Sep 20, 2013; Kansas City, MO, USA; Kansas City Royals pitcher Luke Hochevar (44) delivers a pitch against the Texas Rangers during the eighth inning at Kauffman Stadium. The Royals defeated the Rangers 2-1. Mandatory Credit: Peter G. Aiken-USA TODAY Sports
When a player is the first overall selection in the MLB Amateur Draft, expectations are high. It is anticipated that the player selected will end up being the type of player that a team can be built around. Those players are expected to change a franchise for the better, to be the face of the franchise for the foreseeable future. For Luke Hochevar, that just did not happen.
In 2006, the Royals had the first overall selection in the Amateur Draft. Unfortunately, that draft did not have a player that was considered to be a true franchise player at the time. Even with that assessment, the Royals still surprised a lot of draft prognosticators (yes, even baseball has their version of Mel Kiper Jr, only without the hair) by selecting Hochevar over players like Tim Lincecum, Brad Lincoln and Andrew Miller. In Hochevar, the Royals thought they were getting a pitcher that had been compared to Kevin Brown, a possible top starter with a fastball in the upper 90’s with the talent to be an ace.
Instead, Luke Hochevar struggled during his time as a starter, going 38-59 with a 5.39 ERA. Despite being billed as a possible top of the rotation talent, Hochevar performed at a level that far worse than league average, posting an ERA+ of only 79 from 2007 through 2012. To compound matters, players such as Evan Longoria, Clayton Kershaw and Max Scherzer, who the Royals bypassed to take Hochevar, have gone on to become star players, ranking among the league leaders. Hochevar, meanwhile, led the American League in earned runs allowed in 2012 and has ranked in the top ten in losses three times. Yet, it could have been worse – the Royals could have drafted either Billy Rowell or Kasey Kiker instead.

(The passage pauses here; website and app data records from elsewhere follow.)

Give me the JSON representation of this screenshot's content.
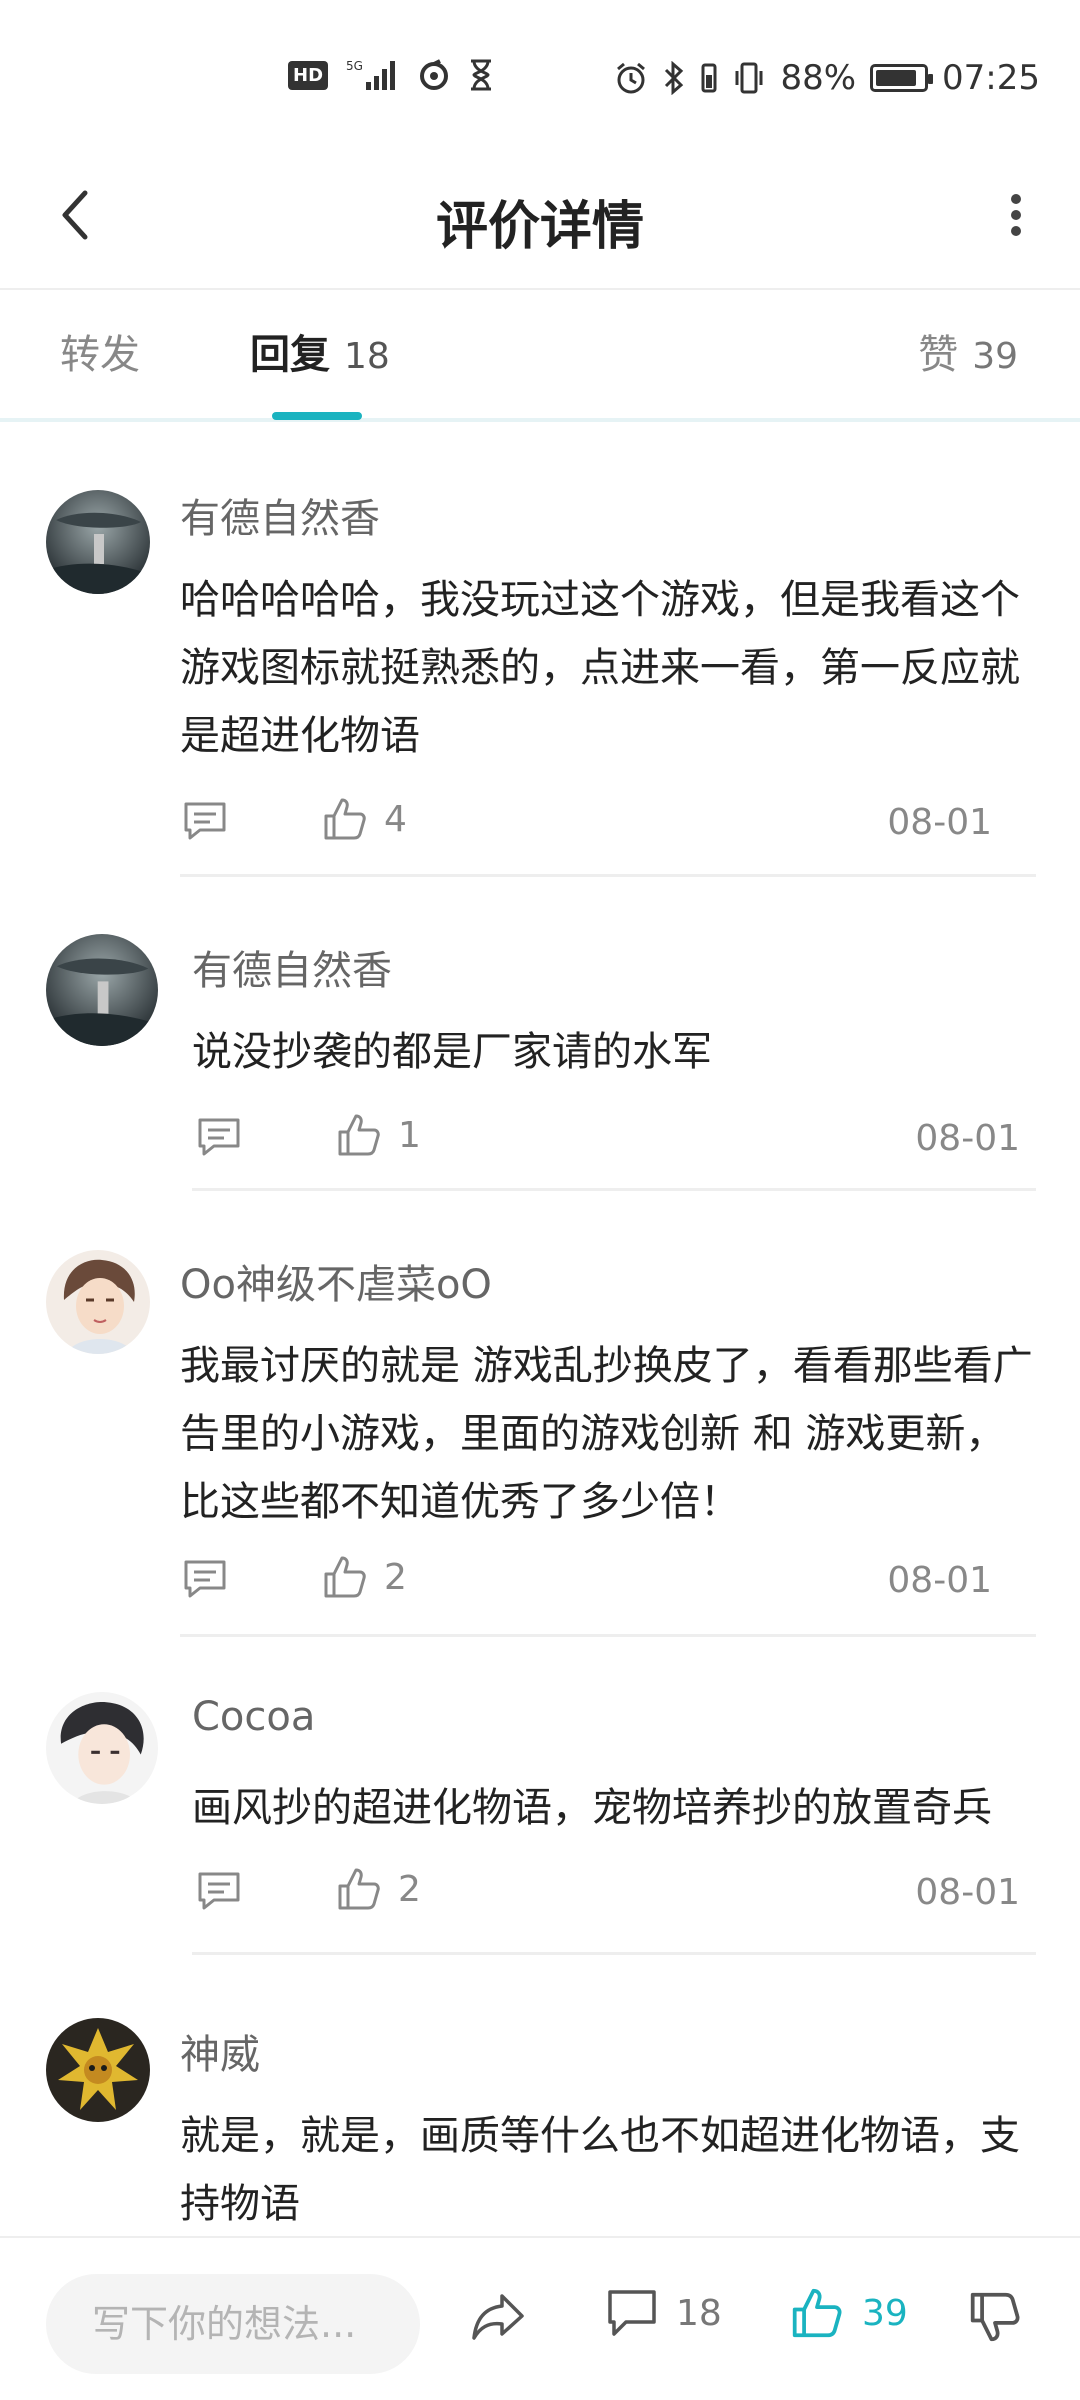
{
  "status_bar": {
    "badge": "HD",
    "network": "5G",
    "battery_percent": "88%",
    "battery_level": 0.88,
    "time": "07:25",
    "icons": [
      "hd-icon",
      "signal-5g-icon",
      "app-icon",
      "hourglass-icon",
      "alarm-icon",
      "bluetooth-icon",
      "vibrate-icon",
      "battery-icon"
    ]
  },
  "header": {
    "title": "评价详情",
    "back_icon": "chevron-left-icon",
    "more_icon": "more-vertical-icon"
  },
  "tabs": {
    "repost_label": "转发",
    "reply_label": "回复",
    "reply_count": "18",
    "like_label": "赞",
    "like_count": "39",
    "active": "回复"
  },
  "comments": [
    {
      "name": "有德自然香",
      "text": "哈哈哈哈哈，我没玩过这个游戏，但是我看这个游戏图标就挺熟悉的，点进来一看，第一反应就是超进化物语",
      "likes": "4",
      "date": "08-01",
      "avatar": "avatar-dark-figure"
    },
    {
      "name": "有德自然香",
      "text": "说没抄袭的都是厂家请的水军",
      "likes": "1",
      "date": "08-01",
      "avatar": "avatar-dark-figure"
    },
    {
      "name": "Oo神级不虐菜oO",
      "text": "我最讨厌的就是 游戏乱抄换皮了，看看那些看广告里的小游戏，里面的游戏创新 和 游戏更新，比这些都不知道优秀了多少倍！",
      "likes": "2",
      "date": "08-01",
      "avatar": "avatar-anime-boy"
    },
    {
      "name": "Cocoa",
      "text": "画风抄的超进化物语，宠物培养抄的放置奇兵",
      "likes": "2",
      "date": "08-01",
      "avatar": "avatar-anime-boy-dark-hair"
    },
    {
      "name": "神威",
      "text": "就是，就是，画质等什么也不如超进化物语，支持物语",
      "avatar": "avatar-golden-creature"
    }
  ],
  "bottom_bar": {
    "input_placeholder": "写下你的想法...",
    "comment_count": "18",
    "like_count": "39",
    "accent_color": "#1ab3c0",
    "icons": [
      "share-icon",
      "comment-icon",
      "thumbs-up-icon",
      "thumbs-down-icon"
    ]
  }
}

With a rebuilt starting rotation, Hochevar was banished to the bullpen in 2013, where it was expected that Ned Yost could at least minimize the damage that he could inflict. Instead, Hochevar, probably to the surprise of many, became an effective relief pitcher, taking over as one of the primary setup men by the end of the season. For the first time in his major league career, Hochevar found success, putting together a 1.92 ERA and a strikeout to walk rate of 4.82.
The reason for the improvement seems obvious. In relief, Luke Hochevar relied mainly on his fastball and cutter, mixing in the occasional curve and sinker. His fastball almost three miles per hour last year, going from an average velocity of 92.65 MPH in 2012 to 95.40 MPH in 2013. By simplifying his approach, Hochevar improved.
Now, he finds himself in the battle to be the Royals fifth starter. Making $5.21 Million this season, Hochevar is the sixth highest paid player on the team in 2014. For a team that claims to be against their payroll limit, spending over $5 Million on a setup man is completely ridiculous. If Hochevar is going to be worth that salary for the Royals, it will need to be as a starter.
Meanwhile, for Luke Hochevar, this is his last chance for redemption. A free agent after this season, he needs to prove that he can be a viable option in the rotation in order to earn the type of contract that he would want in free agency. Although it is not expected that whoever wins the fifth starter spot will remain in that role all season with Yordano Ventura and Danny Duffy in need of a role later this year, a solid start to the season could propel Hochevar into free agency as a useful option as a starter.
Luke Hochevar was a first overall pick not only for his talent, but because there was not a standout player considered to be the top talent in the draft. This may be his last chance to prove he was worthy of that selection.